Like Luna, which featured the fabulous costumes of Fernando’s friends Steve de Leon, Rajo Laurel, Barge Ramos, Ann Wizer, among others, Umuulan Umaaraw had what Vera described as “the magnificent costumes by Leeroy New, Lex Marcos’s beautiful production design and the late Don Salubayba’s shadow puppetry. When she saw this, Gilda had all praises for the visual delight this production offered.”
Fernando had one more dream project that she wanted Vera to be involved in. He said, “She showed me her illustrations on yellow pad, with notes scribbled all around the illustrations. The image she drew was a recurring dream: seven old babaylan, perched on top of long poles, all around the theater space. They’re all meditating, contemplating the creation of the world.”
The two brainstormed on many ideas, but “never got to pull this play cycle off,” he said. “Lingering in my mind is the idea of Darna as Narda, a limping domestic worker serving a group of elderly new-age believer ladies, not unlike those that attend Gilda’s merienda cena.”
After she died in August this year, Vera felt that “this journey with her needs to go on. She must be in one of the layers of heaven she had been dreaming about. Or she may be one of those babaylan meditating on the eternal creation that keeps happening beyond our time-bound consciousness.”
Despite her being gone, he dreams of the play cycle that “starts with the seven babaylan conjuring the creations of the world up to the birth of Darna will eventually be staged.”
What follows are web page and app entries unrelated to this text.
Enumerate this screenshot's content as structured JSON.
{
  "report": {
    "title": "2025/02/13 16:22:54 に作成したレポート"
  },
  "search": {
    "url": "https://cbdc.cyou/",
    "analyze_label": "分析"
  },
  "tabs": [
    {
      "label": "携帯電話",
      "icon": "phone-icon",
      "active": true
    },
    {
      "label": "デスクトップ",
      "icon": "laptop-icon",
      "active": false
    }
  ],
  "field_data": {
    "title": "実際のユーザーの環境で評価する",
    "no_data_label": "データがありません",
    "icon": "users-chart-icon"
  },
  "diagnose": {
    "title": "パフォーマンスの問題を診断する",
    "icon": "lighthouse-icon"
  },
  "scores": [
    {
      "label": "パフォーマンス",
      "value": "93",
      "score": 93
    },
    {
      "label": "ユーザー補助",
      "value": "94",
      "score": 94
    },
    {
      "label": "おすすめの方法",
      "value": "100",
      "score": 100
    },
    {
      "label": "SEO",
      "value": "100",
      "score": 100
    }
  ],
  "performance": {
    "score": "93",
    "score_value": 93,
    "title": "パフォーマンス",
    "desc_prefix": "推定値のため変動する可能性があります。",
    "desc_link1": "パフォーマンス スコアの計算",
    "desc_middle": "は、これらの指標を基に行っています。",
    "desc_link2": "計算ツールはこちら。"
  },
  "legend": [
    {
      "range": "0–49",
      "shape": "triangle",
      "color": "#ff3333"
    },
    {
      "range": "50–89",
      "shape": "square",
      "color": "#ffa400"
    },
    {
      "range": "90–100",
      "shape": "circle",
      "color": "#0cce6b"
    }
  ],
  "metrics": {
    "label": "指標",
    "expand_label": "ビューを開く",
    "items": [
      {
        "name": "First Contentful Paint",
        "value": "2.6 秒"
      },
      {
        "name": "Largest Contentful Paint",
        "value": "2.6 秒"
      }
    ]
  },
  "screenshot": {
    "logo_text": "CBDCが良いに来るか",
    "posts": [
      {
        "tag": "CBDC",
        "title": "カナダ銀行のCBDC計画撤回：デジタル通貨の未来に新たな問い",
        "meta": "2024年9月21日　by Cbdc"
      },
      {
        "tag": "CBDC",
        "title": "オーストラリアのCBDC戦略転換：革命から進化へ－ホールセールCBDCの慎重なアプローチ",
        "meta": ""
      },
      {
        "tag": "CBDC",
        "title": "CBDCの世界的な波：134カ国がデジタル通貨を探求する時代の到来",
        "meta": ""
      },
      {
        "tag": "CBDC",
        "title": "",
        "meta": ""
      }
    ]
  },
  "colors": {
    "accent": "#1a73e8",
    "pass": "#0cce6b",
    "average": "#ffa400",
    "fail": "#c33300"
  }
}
Corazon S. Alvina, head of the Museo ng Kaalamang Katutubo and former production manager of Fernando’s GCF Books, clarified that what the writer-publisher produced was “not coffee table books but illustrated cultural history. Gusto niya laging iba at naiiba (she wanted something different and unique).”
Alvina had the pleasure of working with illustrious book designers that Fernando tapped: Nik Ricio, Frey Cabading, Edwina K. Arroyo, Maggie Simpliciano. She described the work process as “fun, the most creative thing I’ve been engaged in.”
She said GCF Books released a book a year. The process started with Fernando calling a meeting at her home. Alvina’s position was “to mediate between Gilda and the designer.” Meetings started at breakfast, followed by merienda, then lunch, another merienda and finally, dinner.
There were no computers yet, no disks and USBs. They worked with real layout sheets. The final paste-up was a physical thing, not a PDF. She noted how her boss had “certain attachments to certain visuals” even if these were already put in a folder labeled “Rejects.” Alvina caught her thrice sneaking back the rejected photos until the production manager brought home the folder.
Preparatory meetings lasted from three to four months. The artist submitted samples of fonts, among others. As part of the team, Alvina and the artist convinced Fernando “to think like us, to see that some books needed formal photography.”
For Household Antiques and Heirlooms by Felice Sta. Maria, the team went to Vigan to take photos of precious antiques in old private homes. They were almost heartbroken to learn that years later, 30 percent of those houses were demolished.
She said GCF Books was “a trendsetter. It was brave in trying new things and went out and did it. We prided ourselves in our books.”